Due to the pandemic, musician Joe D’Costa who otherwise works in Mumbai, has been in Goa for over a year. During this time, he realised that a lot about his land had changed.
“It isn’t what it used to be. It was absolutely disturbing to see what’s happening in Goa,” he says. And having been closely following the work of Fr Bolmax Pereira and his team of like-minded environmentalists, activists and niz Goenkars who have been fighting to Save Mollem and protect further damage to Goa, D’Costa was moved to contribute to the cause in some way himself. And so, on impulse he called Fr Pereira one night expressing his desire to help, but through music.
“The ‘wake up’ call was needed for those who were sitting comfortably in their homes. I wanted them to feel the heat because unless we all get into this together and fight the cause, the change will not happen,” says D’Costa. The lyrics for ‘Utthat Zagat (Marta Ulo)’ flew from his heart and he’s glad that the song that took five months to complete has touched the hearts of all Goans since its release on May 30.
Most of the song has been digitally performed at Mind Vision, D’Costa’s recording studio in Panaji. Some of the live sessions had to be recorded in Mumbai studios. And because of the pandemic, it was difficult coordinating and getting the work delivered on time.
“Initially, we thought of making our Goan singers do the song but later we decided to keep it real and sing it ourselves. Since we wanted a female dhalo folk singer, Fr Bolmax suggested Pranita Gaude from Chicalim who did an excellent job,” says D’Costa. And Gaude for her part states that she feels proud to be a part of this song that is a wake-up call for Goans. Ellister Noronha, Jake Dias, and Varun D’Silva have also lent their voice to the song. The video shoot took a number of days as it was shot in different locations with different activists.
The post production of the song has been worked on by Bobby Godinho. “Working on this project was exciting because I got an opportunity to do something for Goa. It was frustrating for it took a lot of time because of obstacles and issues with logistics that would arise out of the blue. It was also very challenging to work on this project and be in sync with both the main people. I had to keep in mind the story line of Joe and the vision through the visuals of Fr Bolmax to create a film for the viewers,” he tells us. “This opportunity came to me because of Fr Bolmax. And it was a lovely experience with Sir Joe and all other people around there and I feel proud to be part of it.”

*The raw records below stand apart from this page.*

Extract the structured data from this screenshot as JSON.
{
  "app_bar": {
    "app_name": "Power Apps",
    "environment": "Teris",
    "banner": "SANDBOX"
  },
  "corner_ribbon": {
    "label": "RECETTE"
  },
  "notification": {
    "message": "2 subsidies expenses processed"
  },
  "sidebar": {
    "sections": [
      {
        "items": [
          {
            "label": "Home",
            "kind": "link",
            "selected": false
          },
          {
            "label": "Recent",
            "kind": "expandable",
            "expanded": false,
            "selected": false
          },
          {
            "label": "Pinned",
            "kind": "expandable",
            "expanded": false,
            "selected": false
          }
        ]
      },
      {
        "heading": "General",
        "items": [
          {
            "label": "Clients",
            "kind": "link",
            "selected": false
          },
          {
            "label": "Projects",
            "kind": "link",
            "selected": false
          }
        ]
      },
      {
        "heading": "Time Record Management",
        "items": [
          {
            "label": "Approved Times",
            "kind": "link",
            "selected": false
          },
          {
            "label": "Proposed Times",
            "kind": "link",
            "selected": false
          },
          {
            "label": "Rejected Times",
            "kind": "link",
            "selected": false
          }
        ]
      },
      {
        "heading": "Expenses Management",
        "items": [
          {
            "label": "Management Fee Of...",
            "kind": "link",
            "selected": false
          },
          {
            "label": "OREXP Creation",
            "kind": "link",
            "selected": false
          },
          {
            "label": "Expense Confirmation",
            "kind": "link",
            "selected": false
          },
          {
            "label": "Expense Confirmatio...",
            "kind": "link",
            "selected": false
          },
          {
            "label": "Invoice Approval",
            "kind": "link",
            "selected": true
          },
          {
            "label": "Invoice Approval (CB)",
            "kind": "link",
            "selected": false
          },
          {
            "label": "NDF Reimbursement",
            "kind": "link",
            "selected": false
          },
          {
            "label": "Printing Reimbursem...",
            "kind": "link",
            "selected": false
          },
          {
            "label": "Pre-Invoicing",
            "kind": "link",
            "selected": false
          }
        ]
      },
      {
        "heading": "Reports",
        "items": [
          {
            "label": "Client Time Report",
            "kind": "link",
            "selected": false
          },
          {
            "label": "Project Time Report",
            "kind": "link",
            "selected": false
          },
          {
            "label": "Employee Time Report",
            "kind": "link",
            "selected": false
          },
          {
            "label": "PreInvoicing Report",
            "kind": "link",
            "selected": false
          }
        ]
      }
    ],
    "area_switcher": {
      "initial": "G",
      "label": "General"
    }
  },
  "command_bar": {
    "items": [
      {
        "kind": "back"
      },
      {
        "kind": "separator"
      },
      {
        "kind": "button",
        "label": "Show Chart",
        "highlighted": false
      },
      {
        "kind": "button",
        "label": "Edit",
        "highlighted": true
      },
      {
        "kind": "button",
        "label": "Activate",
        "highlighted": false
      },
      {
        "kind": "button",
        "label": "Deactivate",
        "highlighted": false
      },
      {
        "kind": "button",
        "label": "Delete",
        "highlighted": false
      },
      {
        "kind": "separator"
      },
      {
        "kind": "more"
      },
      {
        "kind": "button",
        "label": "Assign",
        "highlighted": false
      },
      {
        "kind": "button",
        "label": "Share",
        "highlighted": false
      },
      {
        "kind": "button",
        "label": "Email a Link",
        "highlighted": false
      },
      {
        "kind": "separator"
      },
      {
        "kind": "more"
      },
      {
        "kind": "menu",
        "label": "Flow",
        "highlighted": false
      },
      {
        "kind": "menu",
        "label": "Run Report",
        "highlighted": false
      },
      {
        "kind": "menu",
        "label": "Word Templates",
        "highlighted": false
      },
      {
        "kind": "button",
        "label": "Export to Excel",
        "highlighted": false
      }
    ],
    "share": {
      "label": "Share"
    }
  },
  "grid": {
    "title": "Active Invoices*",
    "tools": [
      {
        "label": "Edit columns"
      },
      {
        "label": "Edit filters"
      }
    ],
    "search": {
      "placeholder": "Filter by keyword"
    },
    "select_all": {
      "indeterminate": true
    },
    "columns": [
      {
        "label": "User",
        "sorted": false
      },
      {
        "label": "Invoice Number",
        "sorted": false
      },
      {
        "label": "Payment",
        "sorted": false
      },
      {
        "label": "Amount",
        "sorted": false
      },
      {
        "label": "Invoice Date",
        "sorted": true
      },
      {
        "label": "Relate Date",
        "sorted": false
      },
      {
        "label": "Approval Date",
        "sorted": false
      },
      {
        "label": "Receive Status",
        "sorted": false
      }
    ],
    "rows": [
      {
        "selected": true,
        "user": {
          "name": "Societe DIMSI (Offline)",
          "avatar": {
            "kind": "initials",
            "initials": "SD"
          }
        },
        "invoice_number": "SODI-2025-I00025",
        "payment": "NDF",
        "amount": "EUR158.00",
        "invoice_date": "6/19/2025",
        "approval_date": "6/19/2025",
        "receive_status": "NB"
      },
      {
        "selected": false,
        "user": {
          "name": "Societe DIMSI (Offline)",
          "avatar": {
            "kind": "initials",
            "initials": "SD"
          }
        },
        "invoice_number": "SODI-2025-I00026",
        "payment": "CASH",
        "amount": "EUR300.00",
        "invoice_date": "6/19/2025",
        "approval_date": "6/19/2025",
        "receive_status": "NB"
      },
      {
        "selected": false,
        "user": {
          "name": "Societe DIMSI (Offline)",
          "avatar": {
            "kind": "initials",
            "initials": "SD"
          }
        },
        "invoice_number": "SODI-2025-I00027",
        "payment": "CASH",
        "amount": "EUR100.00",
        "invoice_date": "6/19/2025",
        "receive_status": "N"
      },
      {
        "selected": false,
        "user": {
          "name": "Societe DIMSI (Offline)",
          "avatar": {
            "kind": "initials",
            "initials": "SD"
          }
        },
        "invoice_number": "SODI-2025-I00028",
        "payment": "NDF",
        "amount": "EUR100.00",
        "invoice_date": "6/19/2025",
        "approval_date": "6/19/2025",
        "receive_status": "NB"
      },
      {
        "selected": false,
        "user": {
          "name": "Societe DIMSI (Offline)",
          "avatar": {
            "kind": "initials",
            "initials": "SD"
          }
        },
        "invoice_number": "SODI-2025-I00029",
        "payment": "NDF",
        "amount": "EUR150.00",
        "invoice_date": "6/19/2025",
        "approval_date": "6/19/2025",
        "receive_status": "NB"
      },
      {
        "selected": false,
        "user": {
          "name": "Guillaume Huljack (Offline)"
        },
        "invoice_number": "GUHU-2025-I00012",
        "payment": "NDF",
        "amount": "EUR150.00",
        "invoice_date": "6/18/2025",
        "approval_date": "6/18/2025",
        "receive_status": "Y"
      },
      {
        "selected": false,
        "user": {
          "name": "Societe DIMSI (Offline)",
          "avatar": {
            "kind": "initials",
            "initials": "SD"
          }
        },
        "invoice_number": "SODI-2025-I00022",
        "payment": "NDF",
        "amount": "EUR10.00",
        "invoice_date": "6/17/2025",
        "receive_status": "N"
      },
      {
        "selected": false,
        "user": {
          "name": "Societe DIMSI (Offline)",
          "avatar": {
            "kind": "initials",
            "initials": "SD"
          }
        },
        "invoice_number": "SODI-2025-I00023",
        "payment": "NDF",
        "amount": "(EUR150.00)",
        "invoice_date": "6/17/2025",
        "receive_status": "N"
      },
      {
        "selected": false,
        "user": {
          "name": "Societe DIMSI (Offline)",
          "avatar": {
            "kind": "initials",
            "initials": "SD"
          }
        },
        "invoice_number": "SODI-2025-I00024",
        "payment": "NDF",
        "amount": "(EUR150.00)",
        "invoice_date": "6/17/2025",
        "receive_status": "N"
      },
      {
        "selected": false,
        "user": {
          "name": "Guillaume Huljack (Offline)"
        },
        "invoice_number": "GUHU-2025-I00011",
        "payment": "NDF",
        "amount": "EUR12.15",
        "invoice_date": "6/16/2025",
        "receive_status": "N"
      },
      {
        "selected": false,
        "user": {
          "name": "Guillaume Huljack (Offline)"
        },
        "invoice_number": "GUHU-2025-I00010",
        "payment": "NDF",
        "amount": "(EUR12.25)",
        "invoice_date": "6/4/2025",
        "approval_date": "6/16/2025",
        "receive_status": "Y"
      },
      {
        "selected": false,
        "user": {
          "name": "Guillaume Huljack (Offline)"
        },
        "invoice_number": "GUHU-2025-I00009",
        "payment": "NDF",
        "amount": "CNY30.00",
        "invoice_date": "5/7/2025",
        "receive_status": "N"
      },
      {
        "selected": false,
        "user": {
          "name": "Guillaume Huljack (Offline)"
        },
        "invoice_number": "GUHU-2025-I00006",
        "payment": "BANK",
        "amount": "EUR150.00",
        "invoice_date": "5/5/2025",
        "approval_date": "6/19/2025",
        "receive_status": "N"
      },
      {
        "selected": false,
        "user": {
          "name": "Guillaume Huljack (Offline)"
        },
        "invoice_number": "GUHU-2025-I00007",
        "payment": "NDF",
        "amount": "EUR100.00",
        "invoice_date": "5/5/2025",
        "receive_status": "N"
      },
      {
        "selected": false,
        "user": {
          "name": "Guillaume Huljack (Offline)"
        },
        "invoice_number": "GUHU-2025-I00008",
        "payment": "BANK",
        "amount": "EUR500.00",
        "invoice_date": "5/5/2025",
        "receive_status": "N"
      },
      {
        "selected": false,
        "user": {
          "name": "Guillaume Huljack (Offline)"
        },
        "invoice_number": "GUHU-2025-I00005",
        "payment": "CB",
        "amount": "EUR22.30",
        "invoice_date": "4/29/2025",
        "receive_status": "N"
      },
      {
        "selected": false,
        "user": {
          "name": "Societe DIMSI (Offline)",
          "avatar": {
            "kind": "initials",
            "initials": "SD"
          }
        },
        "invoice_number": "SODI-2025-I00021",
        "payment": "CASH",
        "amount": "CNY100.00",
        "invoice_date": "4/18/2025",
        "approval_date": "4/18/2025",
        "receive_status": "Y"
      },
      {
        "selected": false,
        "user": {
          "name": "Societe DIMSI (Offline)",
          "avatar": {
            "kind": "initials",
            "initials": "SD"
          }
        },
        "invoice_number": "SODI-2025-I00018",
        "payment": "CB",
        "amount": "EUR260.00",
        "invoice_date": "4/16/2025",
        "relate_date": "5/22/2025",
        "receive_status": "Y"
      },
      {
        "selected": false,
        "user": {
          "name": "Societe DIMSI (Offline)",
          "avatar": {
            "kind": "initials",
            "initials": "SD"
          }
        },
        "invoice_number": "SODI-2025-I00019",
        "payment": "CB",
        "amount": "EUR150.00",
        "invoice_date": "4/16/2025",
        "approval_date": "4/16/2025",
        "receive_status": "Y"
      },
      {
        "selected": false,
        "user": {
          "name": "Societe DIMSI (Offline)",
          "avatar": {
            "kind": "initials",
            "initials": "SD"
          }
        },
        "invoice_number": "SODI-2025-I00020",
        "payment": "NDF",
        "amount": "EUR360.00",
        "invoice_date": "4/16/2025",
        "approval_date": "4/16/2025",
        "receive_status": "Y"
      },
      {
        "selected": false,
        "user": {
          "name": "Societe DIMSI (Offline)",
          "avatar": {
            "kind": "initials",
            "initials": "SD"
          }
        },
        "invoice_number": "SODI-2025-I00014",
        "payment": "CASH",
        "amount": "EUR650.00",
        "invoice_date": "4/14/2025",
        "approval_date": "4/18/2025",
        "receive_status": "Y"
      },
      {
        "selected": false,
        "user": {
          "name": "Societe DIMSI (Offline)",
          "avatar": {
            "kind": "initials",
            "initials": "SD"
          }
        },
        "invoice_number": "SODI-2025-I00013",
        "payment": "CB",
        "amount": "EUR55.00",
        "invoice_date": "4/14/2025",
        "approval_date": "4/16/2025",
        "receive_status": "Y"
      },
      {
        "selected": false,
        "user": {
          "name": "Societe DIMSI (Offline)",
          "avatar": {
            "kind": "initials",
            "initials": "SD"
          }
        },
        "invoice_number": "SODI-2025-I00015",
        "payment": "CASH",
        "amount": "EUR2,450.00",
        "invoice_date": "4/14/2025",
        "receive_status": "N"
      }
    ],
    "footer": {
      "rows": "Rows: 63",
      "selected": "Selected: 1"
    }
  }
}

Since its release, ‘Utthat Zagat (Marta Ulo)’ has garnered close to 50K views on YouTube.
Initially, no one took the song seriously, says Fr Pereira who is happy that the song is now gaining momentum. “But that’s not enough,” he says. We haven’t done enough. We need to do more to save Goa. The agents of destruction have taken criminal advantage of our silence and fear. ‘Mhaka kiteak poddlam’ (how does it concern me) attitude seems to be deeply rooted in our ‘susegad’ lifestyle.” He adds that during protests, frantic calls to come out and come together have been ignored by many Goans so far. “Protecting our personal greedy interests and fear of potential personal loss if we get involved has done great injustice to our wounded Motherland that needs care,” he says.
D’Costa who has seen Goa slowly turning into a concrete jungle agrees, stating that all Goans irrespective of being in Goa or living abroad should fight for their land. “If we don’t wake up now, our children will suffer. In today’s day and age do we need to cut down trees, destroy our environment to bring in development? Can’t we have both existing harmoniously together?” he questions.
Fr Pereira believes that the song with soul stirring music and challenging lyrics will “help us to keep that spark alight till we gain the victory”. “This song is meant to touch the core of Niz Goenkars to come together and keep the movement going,” he says.
Talking about the movement to Save Mollem and Goa from gigantic projects that aren’t needed, Fr Pereira says that their primary attempt, particularly during this entire pandemic year has been to create awareness and share authentic information about the dangers of unsustainable destructive development that is being pushed through by greedy capitalists by using the ‘planted government’.
“Various means and ways have been adopted so far like flash mobs, art, protest rallies, memorandums, emails, press conferences, engaging with concerned authorities, and we have achieved our target to a certain extent,” he says. And the movement has diversified by different groups in their own little ways. The fight won’t end, says Fr Pereira, and songs like these and other innovations will be used, as people’s mandate cannot be buried. And as is aptly said in the song lyrics: ‘We won’t allow the red soil to turn dark-black’.